By Morgan Roberts
For me, 2019’s most divisive film was “Bombshell.” which chronicles the downfall of right-wing propagandist Roger Ailes (John Lithgow). Ailes, a well-known predator, was eventually ousted at Fox News, the ‘fascist’ juggernaut he created. Numerous women came forward with horrific stories of sexual harassment and abuse.
“Bombshell” highlights the story of three characters – two real women and one who is the amalgamation of stories. The real women Megyn Kelly (Charlize Theron) and Gretchen Carlson (Nicole Kidman) have a history of perpetuating the far-right ideology of Fox News. Kayla (the stellar Margot Robbie) is a fictional portrayal of many women who encountered Ailes. The women are not ones we can easily get behind. Kelly and Wilson are the anti-feminists of the 21st Century. They frequently dehumanize others. Kelly famously discussed how preposterous it is to suggest Santa Claus, a made-up person, could be anything other than white.

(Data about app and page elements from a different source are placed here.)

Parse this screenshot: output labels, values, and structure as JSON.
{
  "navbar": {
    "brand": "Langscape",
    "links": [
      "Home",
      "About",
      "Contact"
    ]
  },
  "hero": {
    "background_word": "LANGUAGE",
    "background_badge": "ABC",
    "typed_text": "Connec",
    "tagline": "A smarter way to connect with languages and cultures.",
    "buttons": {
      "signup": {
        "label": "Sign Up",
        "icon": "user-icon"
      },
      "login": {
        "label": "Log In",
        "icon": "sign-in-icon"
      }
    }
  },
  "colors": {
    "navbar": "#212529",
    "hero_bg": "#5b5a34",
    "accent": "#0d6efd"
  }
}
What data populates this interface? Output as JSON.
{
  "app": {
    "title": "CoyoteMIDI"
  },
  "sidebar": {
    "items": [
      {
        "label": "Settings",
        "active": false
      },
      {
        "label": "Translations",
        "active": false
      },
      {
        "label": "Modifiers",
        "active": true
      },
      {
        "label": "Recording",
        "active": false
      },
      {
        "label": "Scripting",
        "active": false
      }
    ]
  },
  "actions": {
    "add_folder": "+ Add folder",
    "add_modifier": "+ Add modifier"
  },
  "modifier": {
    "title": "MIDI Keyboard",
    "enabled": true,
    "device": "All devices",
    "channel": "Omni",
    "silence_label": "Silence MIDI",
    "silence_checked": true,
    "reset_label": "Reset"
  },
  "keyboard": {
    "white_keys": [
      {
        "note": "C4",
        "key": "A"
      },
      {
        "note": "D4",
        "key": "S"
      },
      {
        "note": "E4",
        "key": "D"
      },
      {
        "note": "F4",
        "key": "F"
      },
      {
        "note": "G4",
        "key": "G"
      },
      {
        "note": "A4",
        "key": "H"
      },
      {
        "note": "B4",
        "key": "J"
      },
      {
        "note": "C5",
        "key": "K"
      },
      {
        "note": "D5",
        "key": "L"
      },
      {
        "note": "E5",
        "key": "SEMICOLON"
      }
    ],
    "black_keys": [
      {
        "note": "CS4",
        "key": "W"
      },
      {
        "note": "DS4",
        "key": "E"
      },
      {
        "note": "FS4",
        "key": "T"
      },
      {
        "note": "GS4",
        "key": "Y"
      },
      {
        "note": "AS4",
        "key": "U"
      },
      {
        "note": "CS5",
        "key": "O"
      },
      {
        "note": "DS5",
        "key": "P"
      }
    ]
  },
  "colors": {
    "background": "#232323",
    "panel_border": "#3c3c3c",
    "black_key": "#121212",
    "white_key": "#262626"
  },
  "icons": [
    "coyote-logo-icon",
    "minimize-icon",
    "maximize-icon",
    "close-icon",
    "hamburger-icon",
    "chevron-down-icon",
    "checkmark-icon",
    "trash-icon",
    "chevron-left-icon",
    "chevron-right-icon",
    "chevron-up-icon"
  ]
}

Carlson was no saint either on “Fox and Friends,” a platform frequently used to stir up borderline hate speech disguised as discourse.
Just because many of their personal beliefs are reprehensible does not make them any less of a victim.
The thing about believing survivors is that we believe their story and their truth of what they endured.
Even our fictional character is hard to connect with. Early on, it is evident that Kayla has a very particular view of the world, one moulded by far-right fear and division. But it is these women who fall victim to sexual harassment. And it is our outcry about the film and not the harassment that is saying far more about us than it is about them.
From the start of #MeToo and #TimesUp, through to the Kavanaugh hearings, a majority of the public has supported women and survivors of assault and harassment. We are learning to atone for how we treated Anita Hill twenty-some years ago. And we are striving to truly believe survivors rather than dismiss their claims. But with the women of Fox News, that has been more difficult. I understand why. They perpetuate lies, stereotypes, and help elect people actively stripping away basic human rights from others. Yet, just because many of their personal beliefs are reprehensible does not make them any less of a victim.
Kelly, Carlson, all of the real-life Kaylas, they are not good people. But being a good person is not indicative of whether or not your story of harassment is valid or worthy of being told or believed.
The thing about believing survivors is that we believe their story and their truth of what they endured. That does not mean we believe in everything else that they say. Gwyneth Paltrow is a prime example. Do I believe she was harassed by Harvey Weinstein? Absolutely. But do I believe, as Goop told me, that I likely have a parasite living within me that can only be cured by an eight-day goat milk binge? Definitely not. Her off-the-wall, out of touch beliefs on one end does not negate the truths on the other.
That is what “Bombshell” does for us. Kelly, Carlson, all of the real-life Kaylas, they are not good people. But being a good person is not indicative of whether or not your story of harassment is valid or worthy of being told or believed. The fact that our anger for them is trumping our own morals of supporting survivors is problematic. You have to accept that people who are hateful still require and deserve your support on some issues. And I get it, that is not a comfortable place to exist. It feels contradictory, yet, at the end of the day, it is the right thing to do.
I think the work Margot Robbie did in this film is what highlights this best for me. Kayla is naive and headstrong. She grew up in a house where Fox News was the background noise. She does not know secular music. But when you watch her get harassed by a man who does not lift a finger, it is horrifying. And even more gut-wrenching is the call she makes to fellow producer Jess (Kate McKinnon) where she finally starts to vocalize the horrifying harassment she has endured. The latter is the part we need to be focusing on. Not all the other stuff. All that other stuff is a distraction which allows predators like Ailes to operate. Harass and abuse members of the fringe because it makes it easy to dismiss them. And that is the bombshell we all need to come to terms with.